It all felt so familiar. It all felt so keen, so clear. Coe caught himself almost wishing for it to happen.
That first night I blazed through a thousand words in about half an hour and wanted to write on but it was late and I had work the next morning. Since then, my pace has been slower, partly because each time I sit down to the book, I’m revising the text before I carry on with the story, and (the past couple of days) partly because I’m sending characters into situations I need to check the details of against history. (Always researching, me.) Still, I’ve put together another 3,000 words this week, for a 4,200-word draft so far, and most of those words are pretty good, I think.
Not the frenzied drafting of a traditional NaNoWriMo, but this is it, gang. This is the beginning of my next novel. And, as a reader, I can’t wait to see how it turns out!
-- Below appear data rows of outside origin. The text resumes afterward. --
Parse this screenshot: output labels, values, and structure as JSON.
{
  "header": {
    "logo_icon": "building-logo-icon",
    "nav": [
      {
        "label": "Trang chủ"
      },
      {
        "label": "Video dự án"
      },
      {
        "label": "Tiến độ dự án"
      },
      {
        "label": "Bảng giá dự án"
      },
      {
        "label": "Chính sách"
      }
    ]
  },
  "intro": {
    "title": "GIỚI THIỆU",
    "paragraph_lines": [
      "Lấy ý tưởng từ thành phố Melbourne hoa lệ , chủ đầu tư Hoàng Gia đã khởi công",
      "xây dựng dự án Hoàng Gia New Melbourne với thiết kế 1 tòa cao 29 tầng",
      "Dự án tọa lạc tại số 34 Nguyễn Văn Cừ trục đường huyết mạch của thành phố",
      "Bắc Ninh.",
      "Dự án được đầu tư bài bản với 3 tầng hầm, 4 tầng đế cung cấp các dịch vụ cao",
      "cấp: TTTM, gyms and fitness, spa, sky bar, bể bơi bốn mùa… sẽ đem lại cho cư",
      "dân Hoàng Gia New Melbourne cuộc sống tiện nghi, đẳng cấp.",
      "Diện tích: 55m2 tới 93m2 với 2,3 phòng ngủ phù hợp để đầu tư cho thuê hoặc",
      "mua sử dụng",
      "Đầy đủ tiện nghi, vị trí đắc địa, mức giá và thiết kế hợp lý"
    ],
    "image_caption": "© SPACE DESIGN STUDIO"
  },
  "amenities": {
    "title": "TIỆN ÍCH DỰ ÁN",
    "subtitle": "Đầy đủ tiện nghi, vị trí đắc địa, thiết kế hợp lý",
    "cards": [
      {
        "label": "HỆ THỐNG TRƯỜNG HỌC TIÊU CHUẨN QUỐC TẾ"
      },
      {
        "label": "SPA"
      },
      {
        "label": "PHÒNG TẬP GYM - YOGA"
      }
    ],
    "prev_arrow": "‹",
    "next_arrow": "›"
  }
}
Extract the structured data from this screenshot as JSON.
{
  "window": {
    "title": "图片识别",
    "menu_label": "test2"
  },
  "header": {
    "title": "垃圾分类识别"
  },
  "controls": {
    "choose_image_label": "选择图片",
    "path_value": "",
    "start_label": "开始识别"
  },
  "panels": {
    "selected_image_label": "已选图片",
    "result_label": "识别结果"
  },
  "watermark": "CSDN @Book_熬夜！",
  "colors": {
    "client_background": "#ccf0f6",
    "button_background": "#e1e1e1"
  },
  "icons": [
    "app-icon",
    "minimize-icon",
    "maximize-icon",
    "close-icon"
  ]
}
My first-ever attempt at NaNoWriMo resulted in the first draft of Hagridden, out this year from Columbus Press. You can order your copy from several online venues, or enter the Goodreads giveaway for a free, signed copy!